General Atomics Aeronautical Systems, Inc. (GA‑ASI), a leading manufacturer of Remotely Piloted Aircraft (RPA) systems, radars, and electro-optic and related mission systems solutions, today announced that the High-Energy Liquid Laser (HELLADS) completed the U.S. Government Acceptance Test Procedure and is now being shipped to the White Sands Missile Range (WSMR), New Mexico. At WSMR, the laser will undergo an extensive series of live fire tests against a number of military targets. The HELLADS Demonstrator Laser Weapon System (DLWS) is designed to demonstrate the efficacy of a tactical laser weapon in counter-Rocket, Artillery, and Mortar (CRAM), counter-Air and counter-Missile applications, as well as a number of special applications. The 150 kW Class HELLADS laser has been developed over a number of years to create a completely new approach to electrically-powered lasers with sufficiently low size, weight, and power consumption to enable deployment on a number of tactical platforms.
“HELLADS represents a new generation of tactical weapon systems with the potential to revolutionize sovereign defenses and provide a significant tactical advantage to our war- fighters,” said Linden Blue, CEO, GA-ASI. “It is remarkable to see high-power laser technology mature into an extremely compact weapons system and be deployed for field tests. It will be even more remarkable to witness the impact that this will have on U.S. Defense capability.
The HELLADS laser was developed through a series of stage/gate phases beginning with a physics demonstration and progressing through a series of laser demonstrators at increasing power levels. At each stage, DARPA required beam quality, laser power, efficiency, size, and weight objectives to be demonstrated. The program also developed the world’s highest brightness laser diodes, compact battery storage, and thermal storage systems, and improved the manufacturing process and size of specialized laser materials and optics.
The HELLADS DLWS holds the world’s record for the highest laser output power of any electrically-powered laser. Dr. Michael Perry, vice president of Laser and Electro-Optic Systems for GA-ASI, credits DARPA with a unique capability to foster, nurture, and support such a development.
“The HELLADS team of program managers, technical support, and DARPA senior management has worked to address the challenges of developing a completely new technology.
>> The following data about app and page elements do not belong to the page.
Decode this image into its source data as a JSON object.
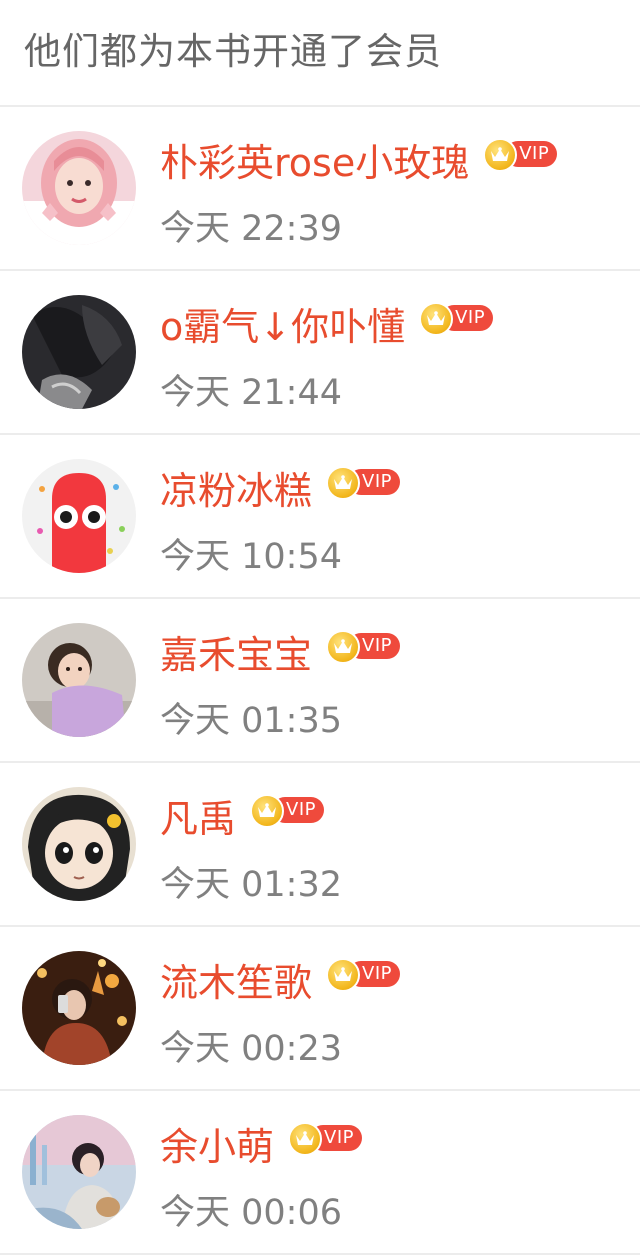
{
  "header": {
    "title": "他们都为本书开通了会员"
  },
  "vip_label": "VIP",
  "colors": {
    "name": "#e84c2e",
    "vip_badge": "#ef4a3c",
    "time": "#808080",
    "header": "#666666"
  },
  "members": [
    {
      "name": "朴彩英rose小玫瑰",
      "time": "今天 22:39",
      "avatar": "pink-hair-girl-avatar"
    },
    {
      "name": "o霸气↓你卟懂",
      "time": "今天 21:44",
      "avatar": "dark-figure-avatar"
    },
    {
      "name": "凉粉冰糕",
      "time": "今天 10:54",
      "avatar": "red-cartoon-avatar"
    },
    {
      "name": "嘉禾宝宝",
      "time": "今天 01:35",
      "avatar": "toddler-avatar"
    },
    {
      "name": "凡禹",
      "time": "今天 01:32",
      "avatar": "anime-girl-avatar"
    },
    {
      "name": "流木笙歌",
      "time": "今天 00:23",
      "avatar": "phone-girl-avatar"
    },
    {
      "name": "余小萌",
      "time": "今天 00:06",
      "avatar": "dreamy-girl-avatar"
    }
  ]
}
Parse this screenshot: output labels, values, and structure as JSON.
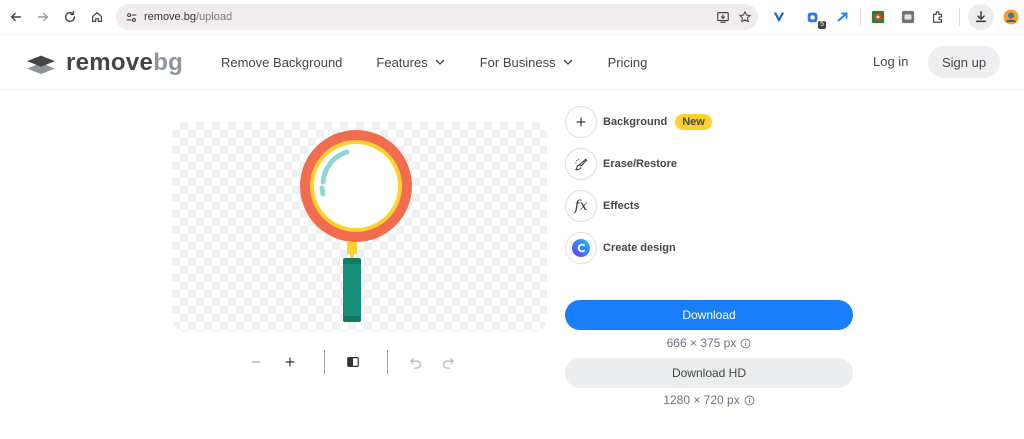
{
  "browser": {
    "url_host": "remove.bg",
    "url_path": "/upload",
    "extension_badge": "5"
  },
  "header": {
    "logo_main": "remove",
    "logo_light": "bg",
    "nav": [
      {
        "label": "Remove Background"
      },
      {
        "label": "Features"
      },
      {
        "label": "For Business"
      },
      {
        "label": "Pricing"
      }
    ],
    "login": "Log in",
    "signup": "Sign up"
  },
  "tools": [
    {
      "label": "Background",
      "badge": "New",
      "icon": "plus-icon"
    },
    {
      "label": "Erase/Restore",
      "icon": "brush-icon"
    },
    {
      "label": "Effects",
      "icon": "fx-icon"
    },
    {
      "label": "Create design",
      "icon": "canva-icon"
    }
  ],
  "download": {
    "label": "Download",
    "size": "666 × 375 px"
  },
  "download_hd": {
    "label": "Download HD",
    "size": "1280 × 720 px"
  },
  "colors": {
    "primary": "#1a7ef9",
    "badge": "#ffd12e",
    "magnifier_ring": "#f26c4f",
    "magnifier_inner_ring": "#ffd12e",
    "magnifier_handle": "#17907a"
  }
}
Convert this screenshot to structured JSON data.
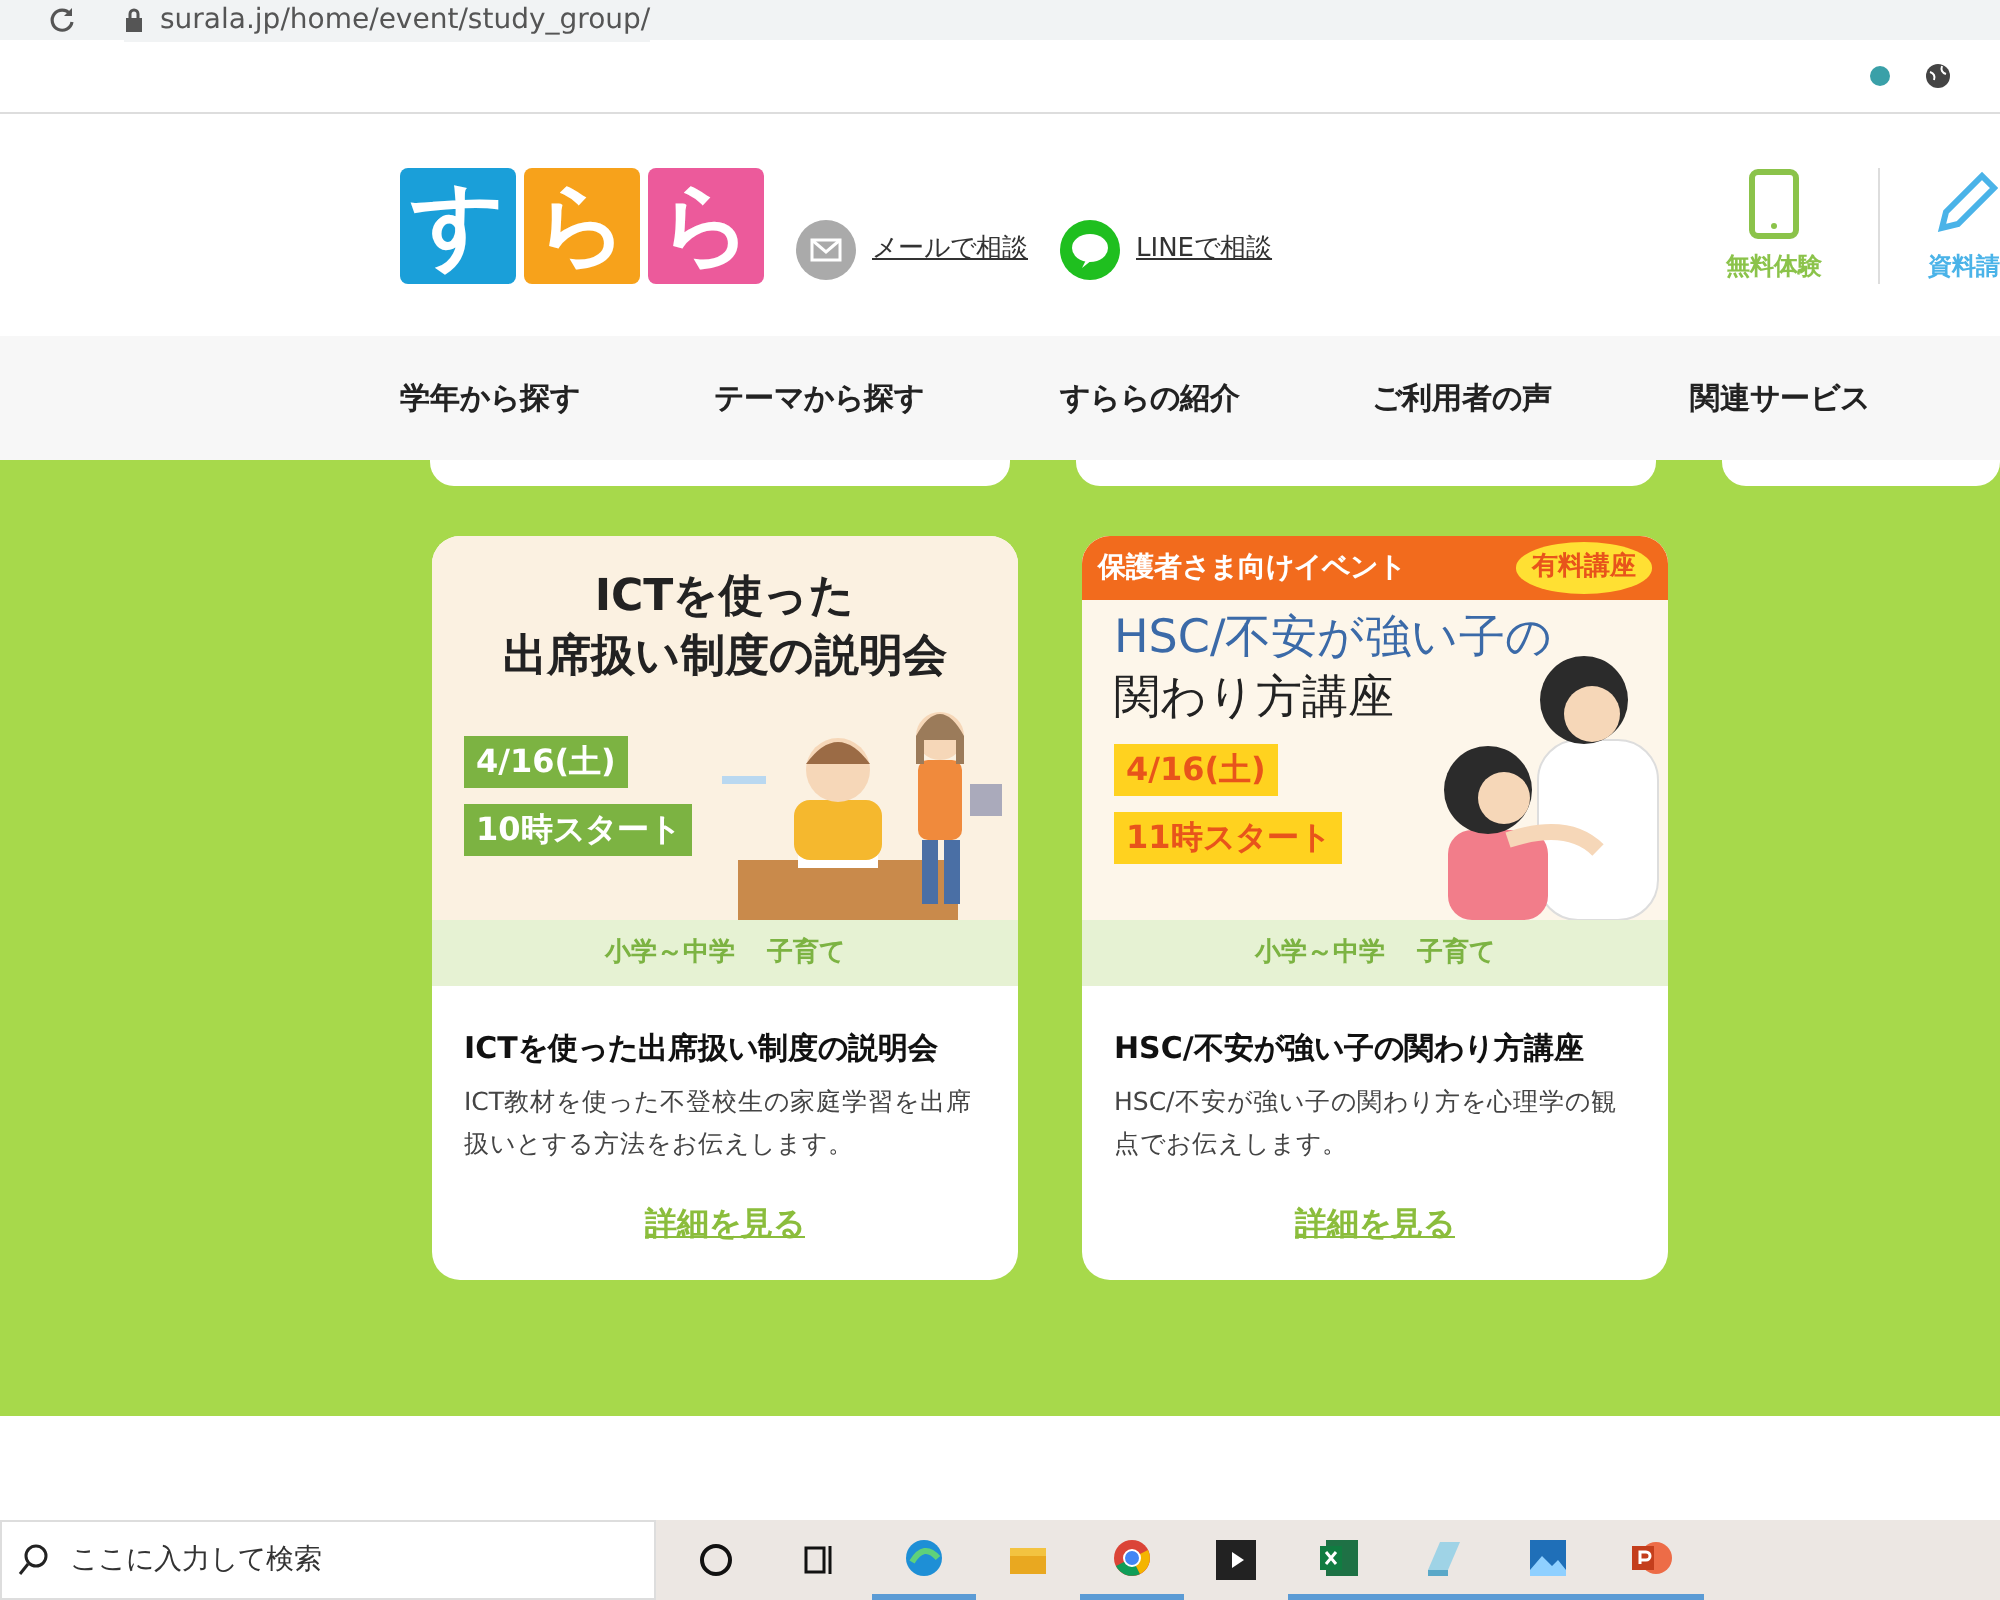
{
  "browser": {
    "url": "surala.jp/home/event/study_group/"
  },
  "header": {
    "logo_letters": [
      "す",
      "ら",
      "ら"
    ],
    "contact_links": [
      {
        "kind": "mail",
        "label": "メールで相談"
      },
      {
        "kind": "line",
        "label": "LINEで相談"
      }
    ],
    "actions": [
      {
        "kind": "tablet",
        "label": "無料体験"
      },
      {
        "kind": "pencil",
        "label": "資料請"
      }
    ]
  },
  "nav": [
    "学年から探す",
    "テーマから探す",
    "すららの紹介",
    "ご利用者の声",
    "関連サービス"
  ],
  "events": [
    {
      "banner": {
        "kind": "ict",
        "title_lines": [
          "ICTを使った",
          "出席扱い制度の説明会"
        ],
        "date": "4/16(土)",
        "start": "10時スタート"
      },
      "tags": [
        "小学～中学",
        "子育て"
      ],
      "title": "ICTを使った出席扱い制度の説明会",
      "description": "ICT教材を使った不登校生の家庭学習を出席扱いとする方法をお伝えします。",
      "link": "詳細を見る"
    },
    {
      "banner": {
        "kind": "hsc",
        "ribbon": "保護者さま向けイベント",
        "badge": "有料講座",
        "title_lines": [
          "HSC/不安が強い子の",
          "関わり方講座"
        ],
        "date": "4/16(土)",
        "start": "11時スタート"
      },
      "tags": [
        "小学～中学",
        "子育て"
      ],
      "title": "HSC/不安が強い子の関わり方講座",
      "description": "HSC/不安が強い子の関わり方を心理学の観点でお伝えします。",
      "link": "詳細を見る"
    }
  ],
  "taskbar": {
    "search": {
      "placeholder": "ここに入力して検索"
    },
    "apps": [
      {
        "kind": "cortana",
        "running": false
      },
      {
        "kind": "taskview",
        "running": false
      },
      {
        "kind": "edge",
        "running": true
      },
      {
        "kind": "folder",
        "running": false
      },
      {
        "kind": "chrome",
        "running": true
      },
      {
        "kind": "media",
        "running": false
      },
      {
        "kind": "excel",
        "running": true
      },
      {
        "kind": "notepad",
        "running": true
      },
      {
        "kind": "photos",
        "running": true
      },
      {
        "kind": "powerpoint",
        "running": true
      }
    ]
  }
}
Additionally, if it were not for the hard work of our scientists and engineers, we could not have succeeded.”
“This is the most challenging program that I have been associated with,” said David Friend, HELLADS Program Manager, GA-ASI. “This program has advanced the state-of-the-art in so many areas.”
The pioneering HELLADS DLWS represents the first generation of the technology. Through other U.S. Government programs separate from the DARPA-supported work, GA-ASI has demonstrated, second and third Generation versions of the technology which significantly increase the efficiency and reduce the size, weight, and power consumption for the system while increasing the beam quality. The third Generation system is currently being incorporated into a Tactical Laser Weapon Module designed for integration into both manned and unmanned aircraft systems.
“Even as we begin development of the fourth Generation system, I am looking forward to seeing HELLADS perform in the live fire tests,” said Dr. Perry. “The laser technology is a means to an end. What matters is the new and cost-effective capability that we can bring to our country.”